• _Task goal_: Should any entry include an image, skip the image and copy the entry exactly.
-------- Source information
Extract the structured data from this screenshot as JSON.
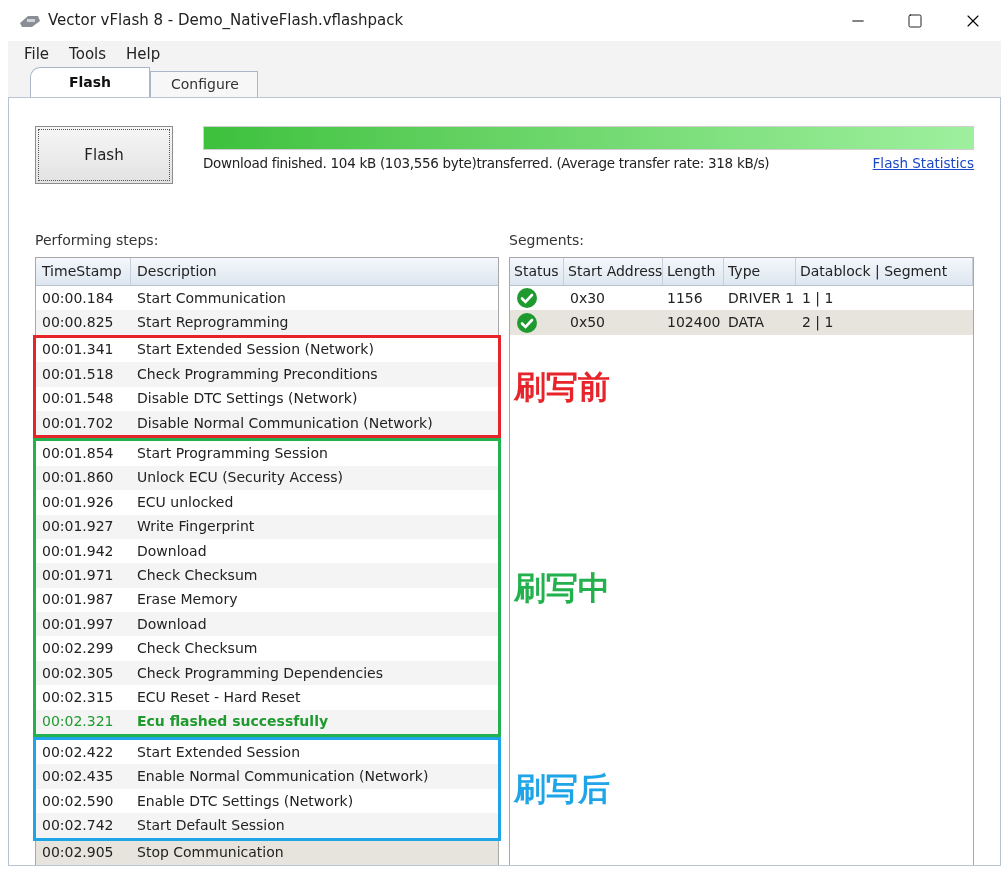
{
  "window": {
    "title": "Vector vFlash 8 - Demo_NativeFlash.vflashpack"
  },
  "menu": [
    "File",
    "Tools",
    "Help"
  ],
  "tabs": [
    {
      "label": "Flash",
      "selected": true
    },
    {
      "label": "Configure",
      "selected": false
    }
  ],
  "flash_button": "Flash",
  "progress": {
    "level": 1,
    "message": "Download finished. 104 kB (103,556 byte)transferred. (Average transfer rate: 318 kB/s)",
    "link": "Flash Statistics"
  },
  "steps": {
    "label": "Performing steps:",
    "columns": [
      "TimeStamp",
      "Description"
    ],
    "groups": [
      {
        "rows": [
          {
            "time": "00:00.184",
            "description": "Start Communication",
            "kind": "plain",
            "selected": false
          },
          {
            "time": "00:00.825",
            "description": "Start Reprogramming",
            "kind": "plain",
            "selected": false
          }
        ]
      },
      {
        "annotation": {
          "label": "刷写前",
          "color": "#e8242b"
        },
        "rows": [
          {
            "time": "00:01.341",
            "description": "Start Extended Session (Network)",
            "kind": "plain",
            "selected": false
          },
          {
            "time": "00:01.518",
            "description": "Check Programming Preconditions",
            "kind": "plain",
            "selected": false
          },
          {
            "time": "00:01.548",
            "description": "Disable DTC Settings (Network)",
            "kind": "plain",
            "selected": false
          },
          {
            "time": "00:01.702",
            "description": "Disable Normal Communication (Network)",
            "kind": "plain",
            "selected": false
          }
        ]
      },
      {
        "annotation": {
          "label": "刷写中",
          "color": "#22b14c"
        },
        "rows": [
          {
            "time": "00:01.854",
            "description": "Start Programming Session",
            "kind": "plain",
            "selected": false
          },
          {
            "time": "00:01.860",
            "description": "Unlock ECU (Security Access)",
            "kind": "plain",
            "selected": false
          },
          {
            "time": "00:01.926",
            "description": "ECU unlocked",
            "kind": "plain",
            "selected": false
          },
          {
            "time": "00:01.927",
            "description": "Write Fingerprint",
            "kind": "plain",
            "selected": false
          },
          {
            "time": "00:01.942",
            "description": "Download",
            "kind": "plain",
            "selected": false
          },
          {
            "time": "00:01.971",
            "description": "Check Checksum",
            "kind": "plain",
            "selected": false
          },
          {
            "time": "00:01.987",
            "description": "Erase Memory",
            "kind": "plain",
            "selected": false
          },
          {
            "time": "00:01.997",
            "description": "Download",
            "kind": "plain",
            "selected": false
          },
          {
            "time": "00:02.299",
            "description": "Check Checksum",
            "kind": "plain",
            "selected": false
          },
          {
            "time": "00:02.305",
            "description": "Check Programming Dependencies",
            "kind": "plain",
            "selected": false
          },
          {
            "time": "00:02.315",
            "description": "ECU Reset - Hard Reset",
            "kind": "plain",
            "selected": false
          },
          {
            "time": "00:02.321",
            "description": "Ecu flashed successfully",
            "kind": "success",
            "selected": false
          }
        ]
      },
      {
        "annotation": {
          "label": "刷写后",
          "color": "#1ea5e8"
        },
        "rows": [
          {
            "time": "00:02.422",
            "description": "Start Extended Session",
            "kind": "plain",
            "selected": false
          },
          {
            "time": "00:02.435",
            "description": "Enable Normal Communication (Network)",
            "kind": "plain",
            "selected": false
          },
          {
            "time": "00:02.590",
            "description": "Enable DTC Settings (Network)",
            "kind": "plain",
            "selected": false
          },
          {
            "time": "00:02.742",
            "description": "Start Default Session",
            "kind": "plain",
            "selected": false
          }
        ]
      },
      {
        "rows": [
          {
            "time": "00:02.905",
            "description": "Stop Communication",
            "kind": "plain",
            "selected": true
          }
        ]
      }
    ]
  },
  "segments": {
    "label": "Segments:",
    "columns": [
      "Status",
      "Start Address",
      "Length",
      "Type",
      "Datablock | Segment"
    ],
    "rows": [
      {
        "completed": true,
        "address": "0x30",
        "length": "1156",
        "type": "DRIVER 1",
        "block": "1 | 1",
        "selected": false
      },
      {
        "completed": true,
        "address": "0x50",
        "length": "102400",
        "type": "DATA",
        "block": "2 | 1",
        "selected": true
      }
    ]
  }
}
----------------
• _Completed task_:
Extract the structured data from this screenshot as JSON.
{
  "window": {
    "title": "Vector vFlash 8 - Demo_NativeFlash.vflashpack"
  },
  "menu": [
    "File",
    "Tools",
    "Help"
  ],
  "tabs": [
    {
      "label": "Flash",
      "selected": true
    },
    {
      "label": "Configure",
      "selected": false
    }
  ],
  "flash_button": "Flash",
  "progress": {
    "level": 1,
    "message": "Download finished. 104 kB (103,556 byte)transferred. (Average transfer rate: 318 kB/s)",
    "link": "Flash Statistics"
  },
  "steps": {
    "label": "Performing steps:",
    "columns": [
      "TimeStamp",
      "Description"
    ],
    "groups": [
      {
        "rows": [
          {
            "time": "00:00.184",
            "description": "Start Communication",
            "kind": "plain",
            "selected": false
          },
          {
            "time": "00:00.825",
            "description": "Start Reprogramming",
            "kind": "plain",
            "selected": false
          }
        ]
      },
      {
        "annotation": {
          "label": "刷写前",
          "color": "#e8242b"
        },
        "rows": [
          {
            "time": "00:01.341",
            "description": "Start Extended Session (Network)",
            "kind": "plain",
            "selected": false
          },
          {
            "time": "00:01.518",
            "description": "Check Programming Preconditions",
            "kind": "plain",
            "selected": false
          },
          {
            "time": "00:01.548",
            "description": "Disable DTC Settings (Network)",
            "kind": "plain",
            "selected": false
          },
          {
            "time": "00:01.702",
            "description": "Disable Normal Communication (Network)",
            "kind": "plain",
            "selected": false
          }
        ]
      },
      {
        "annotation": {
          "label": "刷写中",
          "color": "#22b14c"
        },
        "rows": [
          {
            "time": "00:01.854",
            "description": "Start Programming Session",
            "kind": "plain",
            "selected": false
          },
          {
            "time": "00:01.860",
            "description": "Unlock ECU (Security Access)",
            "kind": "plain",
            "selected": false
          },
          {
            "time": "00:01.926",
            "description": "ECU unlocked",
            "kind": "plain",
            "selected": false
          },
          {
            "time": "00:01.927",
            "description": "Write Fingerprint",
            "kind": "plain",
            "selected": false
          },
          {
            "time": "00:01.942",
            "description": "Download",
            "kind": "plain",
            "selected": false
          },
          {
            "time": "00:01.971",
            "description": "Check Checksum",
            "kind": "plain",
            "selected": false
          },
          {
            "time": "00:01.987",
            "description": "Erase Memory",
            "kind": "plain",
            "selected": false
          },
          {
            "time": "00:01.997",
            "description": "Download",
            "kind": "plain",
            "selected": false
          },
          {
            "time": "00:02.299",
            "description": "Check Checksum",
            "kind": "plain",
            "selected": false
          },
          {
            "time": "00:02.305",
            "description": "Check Programming Dependencies",
            "kind": "plain",
            "selected": false
          },
          {
            "time": "00:02.315",
            "description": "ECU Reset - Hard Reset",
            "kind": "plain",
            "selected": false
          },
          {
            "time": "00:02.321",
            "description": "Ecu flashed successfully",
            "kind": "success",
            "selected": false
          }
        ]
      },
      {
        "annotation": {
          "label": "刷写后",
          "color": "#1ea5e8"
        },
        "rows": [
          {
            "time": "00:02.422",
            "description": "Start Extended Session",
            "kind": "plain",
            "selected": false
          },
          {
            "time": "00:02.435",
            "description": "Enable Normal Communication (Network)",
            "kind": "plain",
            "selected": false
          },
          {
            "time": "00:02.590",
            "description": "Enable DTC Settings (Network)",
            "kind": "plain",
            "selected": false
          },
          {
            "time": "00:02.742",
            "description": "Start Default Session",
            "kind": "plain",
            "selected": false
          }
        ]
      },
      {
        "rows": [
          {
            "time": "00:02.905",
            "description": "Stop Communication",
            "kind": "plain",
            "selected": true
          }
        ]
      }
    ]
  },
  "segments": {
    "label": "Segments:",
    "columns": [
      "Status",
      "Start Address",
      "Length",
      "Type",
      "Datablock | Segment"
    ],
    "rows": [
      {
        "completed": true,
        "address": "0x30",
        "length": "1156",
        "type": "DRIVER 1",
        "block": "1 | 1",
        "selected": false
      },
      {
        "completed": true,
        "address": "0x50",
        "length": "102400",
        "type": "DATA",
        "block": "2 | 1",
        "selected": true
      }
    ]
  }
}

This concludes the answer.